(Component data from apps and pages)

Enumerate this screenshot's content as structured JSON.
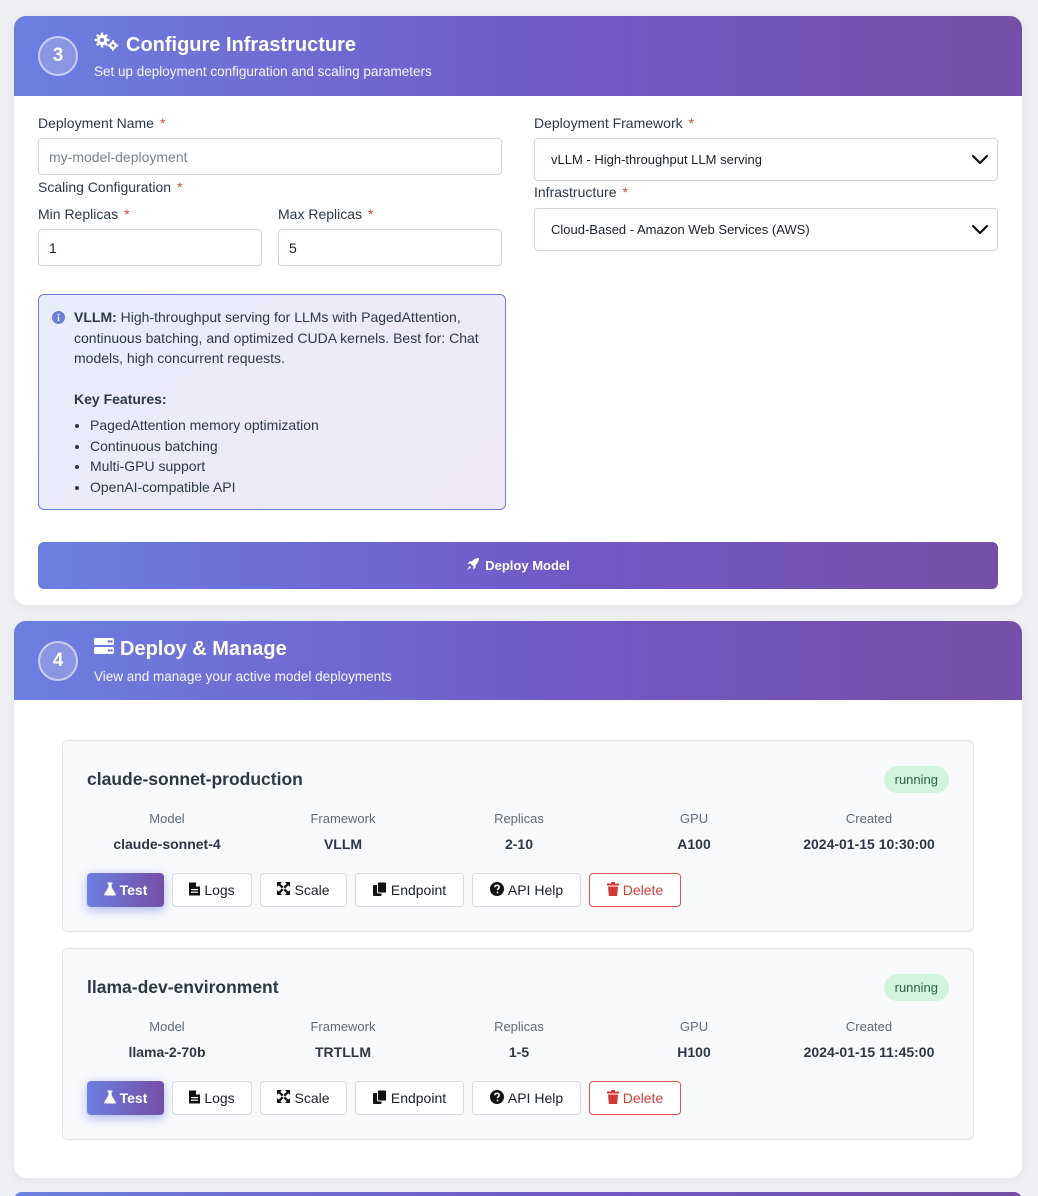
{
  "configure": {
    "step": "3",
    "title": "Configure Infrastructure",
    "subtitle": "Set up deployment configuration and scaling parameters",
    "deployment_name": {
      "label": "Deployment Name",
      "required": "*",
      "placeholder": "my-model-deployment",
      "value": ""
    },
    "scaling": {
      "label": "Scaling Configuration",
      "required": "*"
    },
    "min_replicas": {
      "label": "Min Replicas",
      "required": "*",
      "value": "1"
    },
    "max_replicas": {
      "label": "Max Replicas",
      "required": "*",
      "value": "5"
    },
    "framework": {
      "label": "Deployment Framework",
      "required": "*",
      "selected": "vLLM - High-throughput LLM serving"
    },
    "infrastructure": {
      "label": "Infrastructure",
      "required": "*",
      "selected": "Cloud-Based - Amazon Web Services (AWS)"
    },
    "info": {
      "name": "VLLM:",
      "description": "High-throughput serving for LLMs with PagedAttention, continuous batching, and optimized CUDA kernels. Best for: Chat models, high concurrent requests.",
      "features_title": "Key Features:",
      "features": [
        "PagedAttention memory optimization",
        "Continuous batching",
        "Multi-GPU support",
        "OpenAI-compatible API"
      ]
    },
    "deploy_button": "Deploy Model"
  },
  "manage": {
    "step": "4",
    "title": "Deploy & Manage",
    "subtitle": "View and manage your active model deployments",
    "columns": [
      "Model",
      "Framework",
      "Replicas",
      "GPU",
      "Created"
    ],
    "actions": {
      "test": "Test",
      "logs": "Logs",
      "scale": "Scale",
      "endpoint": "Endpoint",
      "api_help": "API Help",
      "delete": "Delete"
    },
    "deployments": [
      {
        "name": "claude-sonnet-production",
        "status": "running",
        "values": [
          "claude-sonnet-4",
          "VLLM",
          "2-10",
          "A100",
          "2024-01-15 10:30:00"
        ]
      },
      {
        "name": "llama-dev-environment",
        "status": "running",
        "values": [
          "llama-2-70b",
          "TRTLLM",
          "1-5",
          "H100",
          "2024-01-15 11:45:00"
        ]
      }
    ]
  },
  "colors": {
    "accent_start": "#6c7fe0",
    "accent_end": "#744fa6",
    "status_running_bg": "#d2f4dd",
    "delete_red": "#d33b3b"
  },
  "icons": {
    "configure": "cogs-icon",
    "manage": "server-icon",
    "info": "info-circle-icon",
    "deploy": "rocket-icon",
    "test": "flask-icon",
    "logs": "file-icon",
    "scale": "expand-arrows-icon",
    "endpoint": "copy-icon",
    "api_help": "question-circle-icon",
    "delete": "trash-icon",
    "select": "chevron-down-icon"
  }
}
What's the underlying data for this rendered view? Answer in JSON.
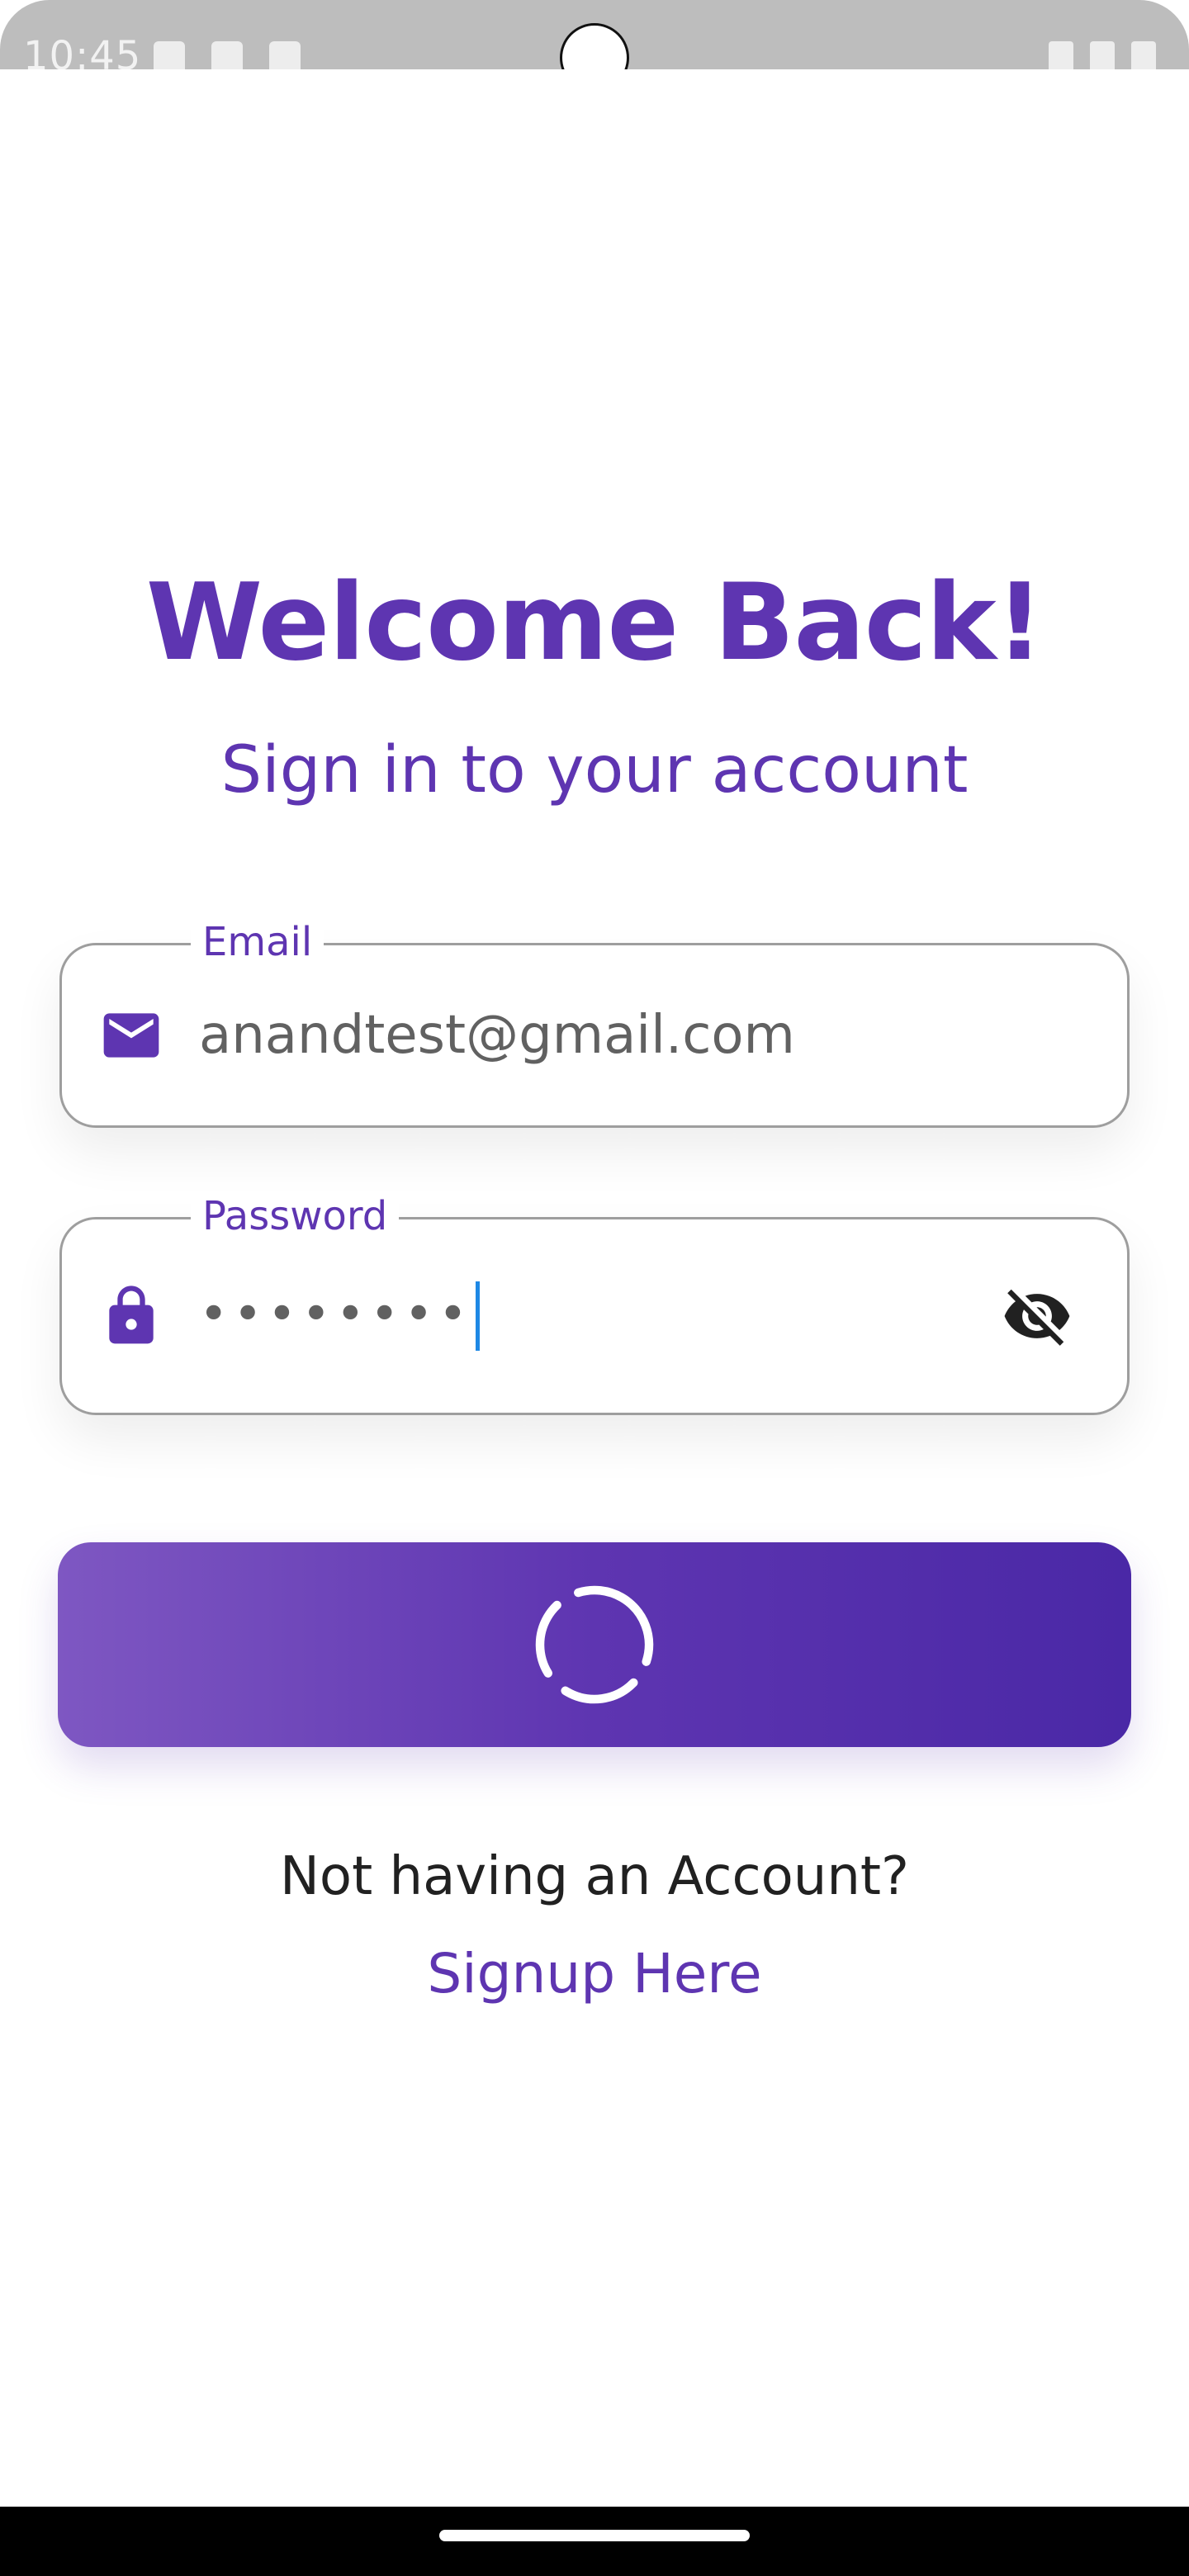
{
  "status_bar": {
    "time": "10:45"
  },
  "login": {
    "title": "Welcome Back!",
    "subtitle": "Sign in to your account",
    "email_label": "Email",
    "email_value": "anandtest@gmail.com",
    "password_label": "Password",
    "password_masked": "••••••••",
    "no_account_text": "Not having an Account?",
    "signup_link": "Signup Here",
    "loading": true
  },
  "icons": {
    "email": "mail-icon",
    "password": "lock-icon",
    "toggle": "eye-off-icon",
    "button": "spinner-icon"
  },
  "colors": {
    "accent": "#5e35b1",
    "gradient_start": "#7e57c2",
    "gradient_end": "#4a28a6",
    "caret": "#1e88e5"
  }
}
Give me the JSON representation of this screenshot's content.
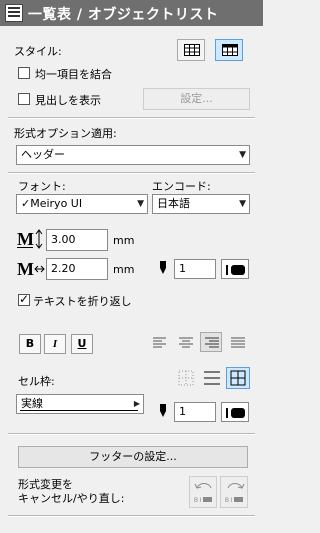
{
  "window": {
    "title": "一覧表 / オブジェクトリスト"
  },
  "style": {
    "label": "スタイル:",
    "merge_label": "均一項目を結合",
    "merge_checked": false,
    "header_label": "見出しを表示",
    "header_checked": false,
    "settings_button": "設定..."
  },
  "format_options": {
    "label": "形式オプション適用:",
    "selected": "ヘッダー"
  },
  "font": {
    "font_label": "フォント:",
    "font_value": "✓Meiryo UI",
    "encoding_label": "エンコード:",
    "encoding_value": "日本語",
    "height_value": "3.00",
    "height_unit": "mm",
    "width_value": "2.20",
    "width_unit": "mm",
    "pen_value": "1",
    "wrap_label": "テキストを折り返し",
    "wrap_checked": true,
    "bold_label": "B",
    "italic_label": "I",
    "underline_label": "U"
  },
  "cell_frame": {
    "label": "セル枠:",
    "line_type": "実線",
    "pen_value": "1"
  },
  "footer": {
    "settings_button": "フッターの設定...",
    "undo_line1": "形式変更を",
    "undo_line2": "キャンセル/やり直し:"
  }
}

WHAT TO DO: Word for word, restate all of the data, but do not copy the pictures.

RESPONSE TO THE EXERCISE:
Enumerate this screenshot's content as structured JSON.
{
  "configure": {
    "step": "3",
    "title": "Configure Infrastructure",
    "subtitle": "Set up deployment configuration and scaling parameters",
    "deployment_name": {
      "label": "Deployment Name",
      "required": "*",
      "placeholder": "my-model-deployment",
      "value": ""
    },
    "scaling": {
      "label": "Scaling Configuration",
      "required": "*"
    },
    "min_replicas": {
      "label": "Min Replicas",
      "required": "*",
      "value": "1"
    },
    "max_replicas": {
      "label": "Max Replicas",
      "required": "*",
      "value": "5"
    },
    "framework": {
      "label": "Deployment Framework",
      "required": "*",
      "selected": "vLLM - High-throughput LLM serving"
    },
    "infrastructure": {
      "label": "Infrastructure",
      "required": "*",
      "selected": "Cloud-Based - Amazon Web Services (AWS)"
    },
    "info": {
      "name": "VLLM:",
      "description": "High-throughput serving for LLMs with PagedAttention, continuous batching, and optimized CUDA kernels. Best for: Chat models, high concurrent requests.",
      "features_title": "Key Features:",
      "features": [
        "PagedAttention memory optimization",
        "Continuous batching",
        "Multi-GPU support",
        "OpenAI-compatible API"
      ]
    },
    "deploy_button": "Deploy Model"
  },
  "manage": {
    "step": "4",
    "title": "Deploy & Manage",
    "subtitle": "View and manage your active model deployments",
    "columns": [
      "Model",
      "Framework",
      "Replicas",
      "GPU",
      "Created"
    ],
    "actions": {
      "test": "Test",
      "logs": "Logs",
      "scale": "Scale",
      "endpoint": "Endpoint",
      "api_help": "API Help",
      "delete": "Delete"
    },
    "deployments": [
      {
        "name": "claude-sonnet-production",
        "status": "running",
        "values": [
          "claude-sonnet-4",
          "VLLM",
          "2-10",
          "A100",
          "2024-01-15 10:30:00"
        ]
      },
      {
        "name": "llama-dev-environment",
        "status": "running",
        "values": [
          "llama-2-70b",
          "TRTLLM",
          "1-5",
          "H100",
          "2024-01-15 11:45:00"
        ]
      }
    ]
  },
  "colors": {
    "accent_start": "#6c7fe0",
    "accent_end": "#744fa6",
    "status_running_bg": "#d2f4dd",
    "delete_red": "#d33b3b"
  },
  "icons": {
    "configure": "cogs-icon",
    "manage": "server-icon",
    "info": "info-circle-icon",
    "deploy": "rocket-icon",
    "test": "flask-icon",
    "logs": "file-icon",
    "scale": "expand-arrows-icon",
    "endpoint": "copy-icon",
    "api_help": "question-circle-icon",
    "delete": "trash-icon",
    "select": "chevron-down-icon"
  }
}
What's the underlying data for this rendered view? Answer in JSON.
{
  "status_bar": {
    "time": "10:45"
  },
  "login": {
    "title": "Welcome Back!",
    "subtitle": "Sign in to your account",
    "email_label": "Email",
    "email_value": "anandtest@gmail.com",
    "password_label": "Password",
    "password_masked": "••••••••",
    "no_account_text": "Not having an Account?",
    "signup_link": "Signup Here",
    "loading": true
  },
  "icons": {
    "email": "mail-icon",
    "password": "lock-icon",
    "toggle": "eye-off-icon",
    "button": "spinner-icon"
  },
  "colors": {
    "accent": "#5e35b1",
    "gradient_start": "#7e57c2",
    "gradient_end": "#4a28a6",
    "caret": "#1e88e5"
  }
}
Give me the JSON representation of this screenshot's content.
{
  "window": {
    "title": "一覧表 / オブジェクトリスト"
  },
  "style": {
    "label": "スタイル:",
    "merge_label": "均一項目を結合",
    "merge_checked": false,
    "header_label": "見出しを表示",
    "header_checked": false,
    "settings_button": "設定..."
  },
  "format_options": {
    "label": "形式オプション適用:",
    "selected": "ヘッダー"
  },
  "font": {
    "font_label": "フォント:",
    "font_value": "✓Meiryo UI",
    "encoding_label": "エンコード:",
    "encoding_value": "日本語",
    "height_value": "3.00",
    "height_unit": "mm",
    "width_value": "2.20",
    "width_unit": "mm",
    "pen_value": "1",
    "wrap_label": "テキストを折り返し",
    "wrap_checked": true,
    "bold_label": "B",
    "italic_label": "I",
    "underline_label": "U"
  },
  "cell_frame": {
    "label": "セル枠:",
    "line_type": "実線",
    "pen_value": "1"
  },
  "footer": {
    "settings_button": "フッターの設定...",
    "undo_line1": "形式変更を",
    "undo_line2": "キャンセル/やり直し:"
  }
}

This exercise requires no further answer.